"Funding of the judiciary cannot depend in any way on the crisis affecting the prison system," adds Vos.
Law reform and human rights group Justice has added to the demands for the new MoJ to ensure that it is just.
Justice calls on the Government to publish a memorandum of the rule of law obligations on the secretary of state for the proposed department, and wants Parliament to consider the implications of any proposed merger.
Justice director Roger Smith also warns that, in creating the new ministry, too much bias was afforded to the Home Office. He says: "Protection is needed for the continuing rule of law obligations of the new ministry."
But the MoJ does have its supporters. Michael Smyth, head of public policy at magic circle firm Clifford Chance, welcomes the new body and notes that the distinct separation of duties will allow the Government to focus its efforts.
"The move separates out the detection of crime from the justice system making the Home Office closer to a Continental European interior ministry and will allow the new Ministry of Justice to do what it says on the tin, namely supervising defendants through the trial and sentencing system," explains Smyth.
Further support comes from the Law Society, which represents solicitors in England and Wales. Law Society president Fiona Woolf says she is particularly in favour of the transfer of responsibility for criminal law and procedure to a dedicated minister, who will ensure "the fairness of the justice system as a whole".

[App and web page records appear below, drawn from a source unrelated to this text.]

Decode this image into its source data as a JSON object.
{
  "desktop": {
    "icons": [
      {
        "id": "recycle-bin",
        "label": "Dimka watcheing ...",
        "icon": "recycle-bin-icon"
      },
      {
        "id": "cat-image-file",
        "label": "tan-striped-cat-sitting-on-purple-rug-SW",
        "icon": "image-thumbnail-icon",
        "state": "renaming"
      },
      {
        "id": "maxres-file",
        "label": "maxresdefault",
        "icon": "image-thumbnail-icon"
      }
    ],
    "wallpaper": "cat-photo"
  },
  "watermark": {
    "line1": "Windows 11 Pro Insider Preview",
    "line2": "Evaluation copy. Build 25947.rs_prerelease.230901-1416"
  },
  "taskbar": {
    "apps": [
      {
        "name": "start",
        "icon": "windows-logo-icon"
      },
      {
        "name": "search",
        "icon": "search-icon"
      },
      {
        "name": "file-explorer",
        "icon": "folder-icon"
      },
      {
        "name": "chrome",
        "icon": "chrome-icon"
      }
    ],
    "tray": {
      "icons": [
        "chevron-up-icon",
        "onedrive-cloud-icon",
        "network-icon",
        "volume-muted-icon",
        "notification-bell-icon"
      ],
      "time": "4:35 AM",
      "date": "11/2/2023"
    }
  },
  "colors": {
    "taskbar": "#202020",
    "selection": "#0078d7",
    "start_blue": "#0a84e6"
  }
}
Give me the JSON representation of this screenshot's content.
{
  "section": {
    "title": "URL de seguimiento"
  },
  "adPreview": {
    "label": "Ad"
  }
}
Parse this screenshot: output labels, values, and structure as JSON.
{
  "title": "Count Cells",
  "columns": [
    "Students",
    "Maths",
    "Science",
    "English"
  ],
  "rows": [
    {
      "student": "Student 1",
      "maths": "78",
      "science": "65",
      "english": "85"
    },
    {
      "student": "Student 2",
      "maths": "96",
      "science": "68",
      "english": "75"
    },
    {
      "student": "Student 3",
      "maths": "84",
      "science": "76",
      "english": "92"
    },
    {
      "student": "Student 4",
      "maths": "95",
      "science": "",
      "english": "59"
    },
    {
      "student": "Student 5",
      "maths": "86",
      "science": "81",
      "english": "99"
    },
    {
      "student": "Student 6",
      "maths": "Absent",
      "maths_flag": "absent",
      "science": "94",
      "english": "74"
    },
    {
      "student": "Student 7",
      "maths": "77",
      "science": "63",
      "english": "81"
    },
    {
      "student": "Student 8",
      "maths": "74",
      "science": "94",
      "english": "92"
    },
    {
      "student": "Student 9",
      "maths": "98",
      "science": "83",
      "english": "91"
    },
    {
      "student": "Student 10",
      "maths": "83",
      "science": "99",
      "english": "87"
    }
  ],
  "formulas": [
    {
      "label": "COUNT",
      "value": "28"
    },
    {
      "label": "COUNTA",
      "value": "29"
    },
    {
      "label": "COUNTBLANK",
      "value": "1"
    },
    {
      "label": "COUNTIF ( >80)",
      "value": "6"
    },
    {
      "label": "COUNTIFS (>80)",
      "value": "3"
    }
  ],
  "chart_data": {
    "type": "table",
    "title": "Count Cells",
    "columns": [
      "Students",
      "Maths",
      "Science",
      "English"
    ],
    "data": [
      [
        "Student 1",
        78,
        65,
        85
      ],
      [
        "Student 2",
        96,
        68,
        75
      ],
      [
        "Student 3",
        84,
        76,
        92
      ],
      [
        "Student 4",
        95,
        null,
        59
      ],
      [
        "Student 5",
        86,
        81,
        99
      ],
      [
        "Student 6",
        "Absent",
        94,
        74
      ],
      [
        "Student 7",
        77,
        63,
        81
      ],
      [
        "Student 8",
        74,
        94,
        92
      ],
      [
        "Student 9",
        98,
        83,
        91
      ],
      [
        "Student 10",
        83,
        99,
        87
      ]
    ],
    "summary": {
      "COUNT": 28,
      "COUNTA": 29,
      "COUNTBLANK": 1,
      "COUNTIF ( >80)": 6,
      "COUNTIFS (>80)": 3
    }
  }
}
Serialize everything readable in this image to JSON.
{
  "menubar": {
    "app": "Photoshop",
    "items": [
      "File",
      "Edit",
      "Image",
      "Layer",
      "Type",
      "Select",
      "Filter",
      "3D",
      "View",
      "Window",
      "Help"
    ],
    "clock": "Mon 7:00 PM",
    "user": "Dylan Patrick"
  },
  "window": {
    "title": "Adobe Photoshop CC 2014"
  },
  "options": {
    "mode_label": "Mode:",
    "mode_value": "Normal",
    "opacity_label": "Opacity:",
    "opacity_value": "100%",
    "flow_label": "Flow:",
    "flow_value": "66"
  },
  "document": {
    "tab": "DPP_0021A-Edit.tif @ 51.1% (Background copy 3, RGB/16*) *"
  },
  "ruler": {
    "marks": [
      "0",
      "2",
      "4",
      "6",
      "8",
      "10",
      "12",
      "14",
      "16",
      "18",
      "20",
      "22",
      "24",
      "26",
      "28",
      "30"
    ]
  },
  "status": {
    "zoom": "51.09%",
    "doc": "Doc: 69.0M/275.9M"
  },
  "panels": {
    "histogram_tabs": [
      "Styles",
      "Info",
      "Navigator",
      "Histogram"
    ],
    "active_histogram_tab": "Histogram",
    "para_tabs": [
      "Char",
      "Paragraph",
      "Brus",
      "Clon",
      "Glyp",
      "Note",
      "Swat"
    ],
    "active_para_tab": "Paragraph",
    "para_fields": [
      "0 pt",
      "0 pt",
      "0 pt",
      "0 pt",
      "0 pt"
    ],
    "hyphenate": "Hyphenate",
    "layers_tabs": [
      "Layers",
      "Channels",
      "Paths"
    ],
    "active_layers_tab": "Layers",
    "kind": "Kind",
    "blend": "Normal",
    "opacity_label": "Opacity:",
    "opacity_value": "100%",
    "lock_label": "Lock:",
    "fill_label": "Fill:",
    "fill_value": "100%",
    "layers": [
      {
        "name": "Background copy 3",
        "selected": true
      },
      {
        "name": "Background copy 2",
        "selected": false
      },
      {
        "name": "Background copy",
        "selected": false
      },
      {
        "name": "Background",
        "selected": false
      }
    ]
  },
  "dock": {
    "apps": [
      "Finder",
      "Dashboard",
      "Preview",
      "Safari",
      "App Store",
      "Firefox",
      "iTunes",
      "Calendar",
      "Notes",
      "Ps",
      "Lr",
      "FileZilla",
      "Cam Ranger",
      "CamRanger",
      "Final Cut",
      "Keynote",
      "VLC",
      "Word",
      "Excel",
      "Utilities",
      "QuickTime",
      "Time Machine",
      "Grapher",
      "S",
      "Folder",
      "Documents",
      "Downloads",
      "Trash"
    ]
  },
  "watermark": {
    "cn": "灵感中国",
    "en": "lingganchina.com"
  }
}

The main responsibilities of the Ministry of Justice
Courts and the justice system
Human rights and information rights law
Protecting the public
Ensuring victims feel justice has been done
Who makes up the Ministry of Justice?
The Rt Hon Lord Falconer of Thoroton QC (Lord Chancellor and Secretary of State for Justice)
The Rt Hon Harriet Harman QC MP (Minister of State)
The Rt Hon David Hanson MP (Minister of State)
The Rt Hon Baroness Ashton of Upholland (Parliamentary Under Secretary of State)
Gerry Sutcliffe MP (Parliamentary Under Secretary of State)
Bridget Prentice MP (Parliamentary Under Secretary of State)
Vera Baird MP (Parliamentary Under Secretary